Full disclosure: I just downed a giant apple turnover and a few vanilla-cupcake-flavored Goldfish cracker. No, not because I was hungry. I actually just had lunch about an hour ago. I ate them because I am beyond exhausted. My baby is four months old and I don’t think I’ve gotten a solid night’s sleep the entire four months—thanks to breastfeeding and a baby who isn’t sleeping through the night yet.
My body is fighting to keep up—and sugar is the one thing everyone reaches for when they need a quick surge of energy. I’m no different.
And it’s no wonder that the baby weight takes so long to come off: when you don’t get enough sleep, your body produces too much of the hormone ghrelin (the one that tells you to eat) and not enough of the hormone leptin. This is the hormone that makes you realize that you’re full—and tells you to stop eating.
So lest you think your willpower went down the drain the day you gave birth, it’s these hormones (among a few others) that are to blame.
And while everyone hears about breastfeeding burning about 500 extra calories, I really believe this is the body’s way of compensating for the extra calories women eat just to stay awake!
But it doesn’t have to be this way: I’ve put together some strategies that will help you (and me) start dropping the baby weight. These have already started working for me.
1) Be patient. I put this first because it will take you about a year to get back to your pre-baby weight; don’t get discouraged…this is okay. All those celebrities you see dropping the weight within weeks are NOT the norm. As with the children’s storybook, The Tortoise and the Hare, slow and steady definitely wins the race. As long as you’re maintaining or slowly losing, you’re on the right track. If, however, you’re gaining weight, then you need to be more vigilant about what you’re putting into your body (see #3).

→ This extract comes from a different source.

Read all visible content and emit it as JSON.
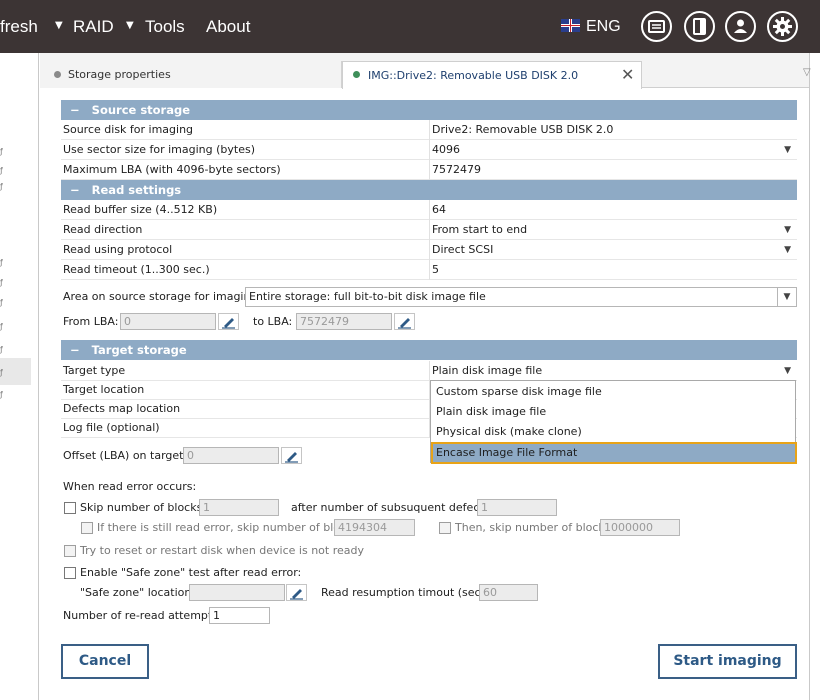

2) Don’t be fooled by the fact that breastfeeding demands more calories. It’s easy to be lulled into that thinking that you have some leeway because your body needs about 500 extra calories a day for breastfeeding. You’re naturally hungrier because of this—and those calories don’t go far: an extra helping of pasta, an apple with peanut butter, and some crackers…and you’re already at 500 calories. Eat to hunger, but erase the mindset that you can indulge all your cravings because you’re breastfeeding. That simply isn’t true!
3) Limit the empty carbs and eat more protein. It’s one thing to say this and another thing altogether when the apple turnover is staring you down. But it works. On the days when I have enough protein (you need about 65 to 100 grams of protein per day), I’m less likely to eat sugar—or at the very least, less likely to eat more sugar. Starting the day with protein (eggs, yogurt with granola, a protein shake, peanut butter on a half bagel, oatmeal with almonds) gives your body the jumpstart it needs. That plus a little protein at lunch and you’ll be less likely to reach for that sugar in the afternoon. And this means fewer calories in…and more weight lost over time. Good lean sources of protein include chicken, fish, eggs, low-fat dairy, and beans—as well as protein powders (good for smoothies) and protein bars (which make satisfying snacks on the go).
4) Drink plenty of fluids If you’re dehydrated, your body can mistake thirst for hunger—making you reach for a snack when you don’t really need one. Plus, dehydration can make you even more fatigued…and no mom needs this! So make sure you’re getting at least 8, 8-ounce glasses a day. If you’re breastfeeding, you need even more (the rule of thumb is drink to thirst…and, believe me, you get thirsty!). The good news is, though, you don’t need to drink plain old water. Add natural flavor to it with cucumbers, oranges, or lemons—or try other options: I love potassium-rich coconut water, iced herbal tea (I brew a big pot of Mother’s Milk tea, cool it, put it in a pitcher, and drink it all day.) Even fruit juice diluted in water makes a great option; just don’t drink too much each day as the calories can add up.
5) Get moving at least 4 days a week. There’s no way around it: exercise is the key to dropping the pounds. Keep in mind that this does not mean you have to exercise in a gym. Putting your baby in the stroller and doing a couple of laps around the block is exercising. Doing an exercise video at home is exercising. As long as you’re moving, you’re exercising. I love to walk my older son to and from school every day (even in the drizzling rain) just to force some exercise into my day. And the days that I can add in a little extra walking, I do. I also sneak in some lap swimming when I take my daughter to swim lessons. Sure, I might drop my baby weight (I gained about 60 pounds! with my last pregnancy) a lot sooner if I were at the gym exercising every single day—but from a time standpoint, that’s simply not do-able for most moms (me included)!
And last but not least: DO NOT BE HARD ON YOURSELF! If you have to post this on your fridge as a reminder, do it. You need to give yourself a break; you just grew another human being inside your body for almost 10 months! And now you have an adorable baby to show for it. In a nutshell: moms are amazing, if I have to say so myself. And if that means we have to carry a few extra pounds for a few extra months…well, I would have no other way.
© Valerie Latona LLC 2012